The name “boomerang” was used by Sydney Aborigines but in other parts of Australia it was known by different names.
Boomerangs were not used all over Australia. For instance, they were not in Tasmania, Cape York, parts of Arnhem Land, the Kimberley coast or parts of South Australia.
In Central Australia and the Northern Territory a hooked variety of boomerang was used.
Hunting boomerangs have the capability of flying at high speeds close to the ground and they can kill or stun the animals they strike. These larger, heavier varieties can injure large game such as kangaroos.
Lighter boomerangs whirr over the tops of trees full of nesting birds. This frightens them into hunters’ nets.
Apart from hunting, boomerangs are also used for ceremonial purposes. If clapped together, they become a musical instrument to accompany ceremonial dancers. Decorated boomerangs are still used in ceremonial performances.
Boomerang as a tool
Large and heavy boomerangs were also used as tools to cut, dig and make fire, and became trade items.
While highly effective for hunting, boomerangs were also used as hand-held weapons, as blades, used for digging, and for making fire and scraping.
When a boomerang is made it is selected from an appropriate branch which has the right angle and flow of grain. It is then carved, smoothed and polished and can be decorated either with paint or incised.
Boomerang throwing remains a popular past time.
First People Then And Now
Barlow. Alex and Hill, Marji The Macmillan Encyclopedia Australia’s Aboriginal Peoples. South Yarra, Vic., Macmillan Education, 2000.

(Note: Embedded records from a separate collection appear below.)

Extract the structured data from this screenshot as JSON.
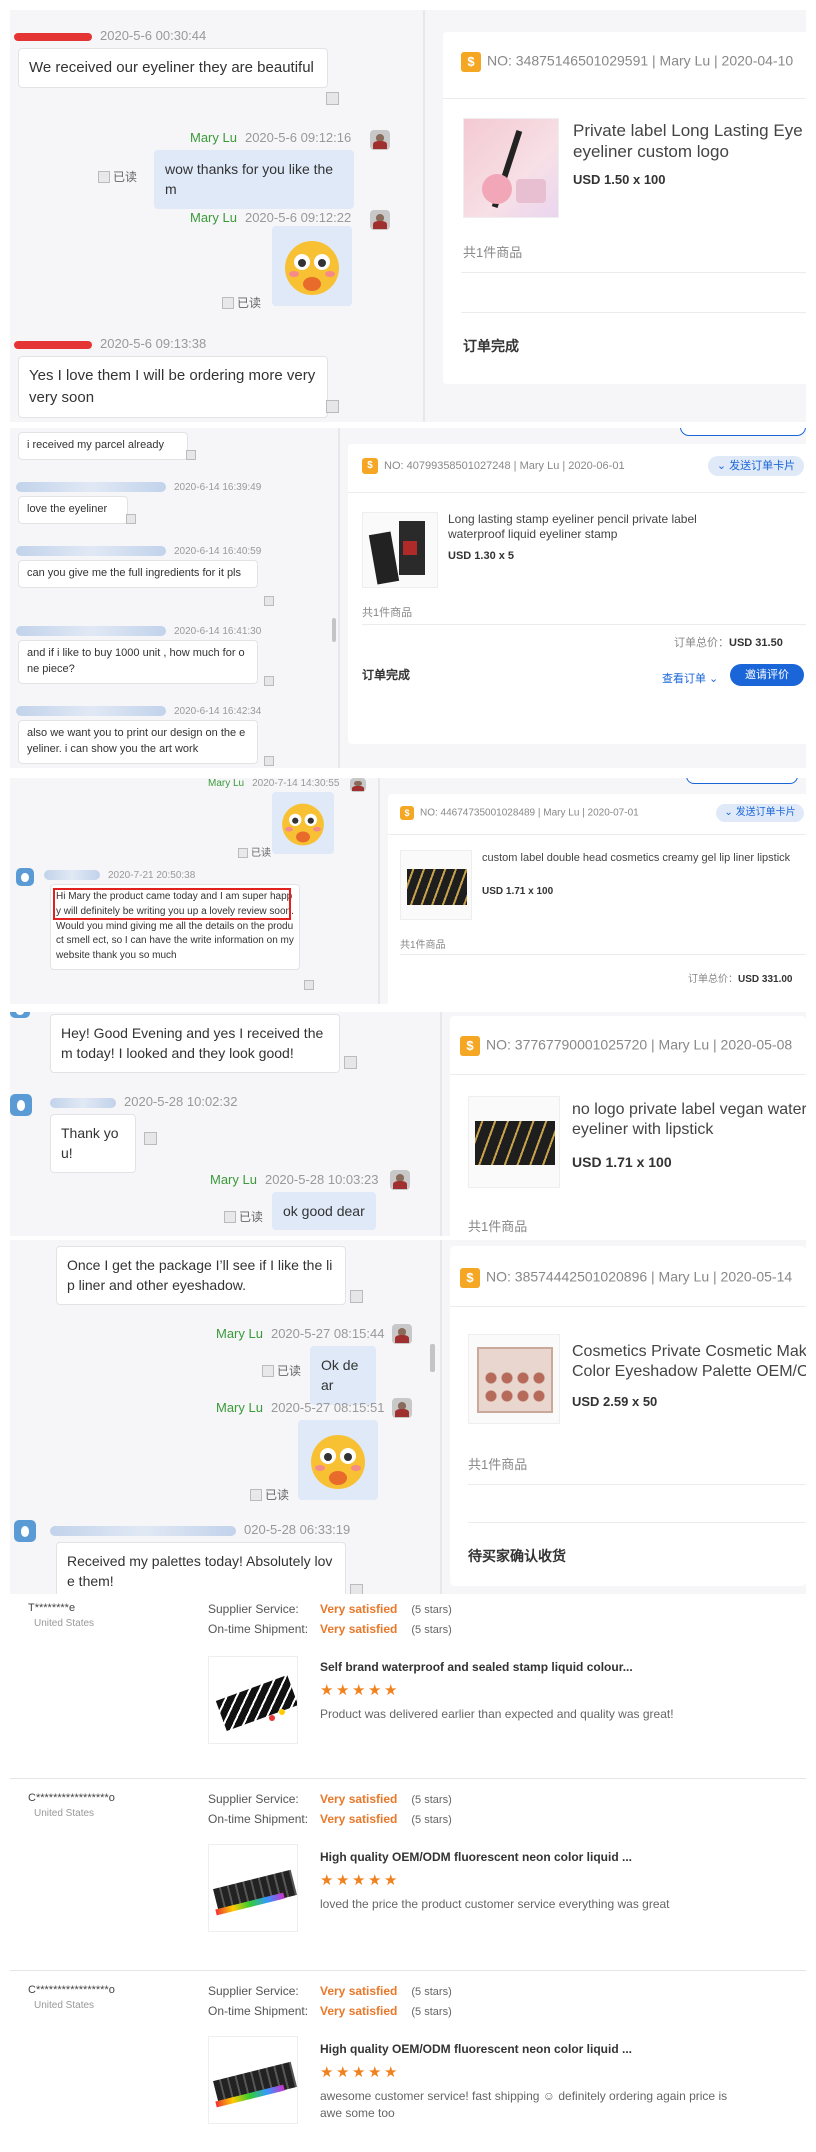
{
  "s1": {
    "m1_time": "2020-5-6 00:30:44",
    "m1_text": "We received our eyeliner they are beautiful",
    "m2_name": "Mary Lu",
    "m2_time": "2020-5-6 09:12:16",
    "m2_text": "wow thanks for you like them",
    "read": "已读",
    "m3_name": "Mary Lu",
    "m3_time": "2020-5-6 09:12:22",
    "m4_time": "2020-5-6 09:13:38",
    "m4_text": "Yes I love them I will be ordering more very very soon",
    "order_no": "NO: 34875146501029591 | Mary Lu | 2020-04-10",
    "product": "Private label Long Lasting Eye liner pencil, eyeliner custom logo",
    "price": "USD 1.50 x 100",
    "count": "共1件商品",
    "status": "订单完成"
  },
  "s2": {
    "m0_text": "i received my parcel already",
    "m1_time": "2020-6-14 16:39:49",
    "m1_text": "love the eyeliner",
    "m2_time": "2020-6-14 16:40:59",
    "m2_text": "can you give me the full ingredients for it pls",
    "m3_time": "2020-6-14 16:41:30",
    "m3_text": "and if i like to buy 1000 unit , how much for one piece?",
    "m4_time": "2020-6-14 16:42:34",
    "m4_text": "also we want you to print our design on the eyeliner. i can show you the art work",
    "order_no": "NO: 40799358501027248 | Mary Lu | 2020-06-01",
    "send_card": "发送订单卡片",
    "product": "Long lasting stamp eyeliner pencil private label waterproof liquid eyeliner stamp",
    "price": "USD 1.30 x 5",
    "count": "共1件商品",
    "total_label": "订单总价：",
    "total": "USD 31.50",
    "status": "订单完成",
    "view_order": "查看订单",
    "invite_review": "邀请评价"
  },
  "s3": {
    "m1_name": "Mary Lu",
    "m1_time": "2020-7-14 14:30:55",
    "read": "已读",
    "m2_time": "2020-7-21 20:50:38",
    "m2_text": "Hi Mary the product came today and I am super happy will definitely be writing you up a lovely review soon.Would you mind giving me all the details on the product smell ect, so I can have the write information on my website thank you so much",
    "order_no": "NO: 44674735001028489 | Mary Lu | 2020-07-01",
    "send_card": "发送订单卡片",
    "product": "custom label double head cosmetics creamy gel lip liner lipstick",
    "price": "USD 1.71 x 100",
    "count": "共1件商品",
    "total_label": "订单总价：",
    "total": "USD 331.00"
  },
  "s4": {
    "m1_text": "Hey! Good Evening and yes I received them today! I looked and they look good!",
    "m2_time": "2020-5-28 10:02:32",
    "m2_text": "Thank you!",
    "m3_name": "Mary Lu",
    "m3_time": "2020-5-28 10:03:23",
    "read": "已读",
    "m3_text": "ok good dear",
    "order_no": "NO: 37767790001025720 | Mary Lu | 2020-05-08",
    "product": "no logo private label vegan waterproof eyeliner with lipstick",
    "price": "USD 1.71 x 100",
    "count": "共1件商品"
  },
  "s5": {
    "m1_text": "Once I get the package I’ll see if I like the lip liner and other eyeshadow.",
    "m2_name": "Mary Lu",
    "m2_time": "2020-5-27 08:15:44",
    "read": "已读",
    "m2_text": "Ok dear",
    "m3_name": "Mary Lu",
    "m3_time": "2020-5-27 08:15:51",
    "m4_time": "020-5-28 06:33:19",
    "m4_text": "Received my palettes today! Absolutely love them!",
    "order_no": "NO: 38574442501020896 | Mary Lu | 2020-05-14",
    "product": "Cosmetics Private Cosmetic Makeup Color Eyeshadow Palette OEM/ODM",
    "price": "USD 2.59 x 50",
    "count": "共1件商品",
    "status": "待买家确认收货"
  },
  "reviews": {
    "supplier_label": "Supplier Service:",
    "ontime_label": "On-time Shipment:",
    "very_satisfied": "Very satisfied",
    "five_stars": "(5 stars)",
    "r1_user": "T********e",
    "r1_country": "United States",
    "r1_product": "Self brand waterproof and sealed stamp liquid colour...",
    "r1_text": "Product was delivered earlier than expected and quality was great!",
    "r2_user": "C*****************o",
    "r2_country": "United States",
    "r2_product": "High quality OEM/ODM fluorescent neon color liquid ...",
    "r2_text": "loved the price the product customer service everything was great",
    "r3_user": "C*****************o",
    "r3_country": "United States",
    "r3_product": "High quality OEM/ODM fluorescent neon color liquid ...",
    "r3_text": "awesome customer service! fast shipping ☺ definitely ordering again price is awe some too"
  },
  "icons": {
    "order": "order-badge-icon",
    "avatar": "seller-avatar-icon",
    "emoji": "blushing-emoji",
    "star": "star-icon"
  },
  "colors": {
    "accent": "#1a66d8",
    "name_green": "#3a9a3a",
    "badge": "#f5a623",
    "rating": "#e8782a"
  }
}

Horton, David, ed. The Encyclopaedia of Aboriginal Australia. Canberra, Aboriginal Studies Press, 1994.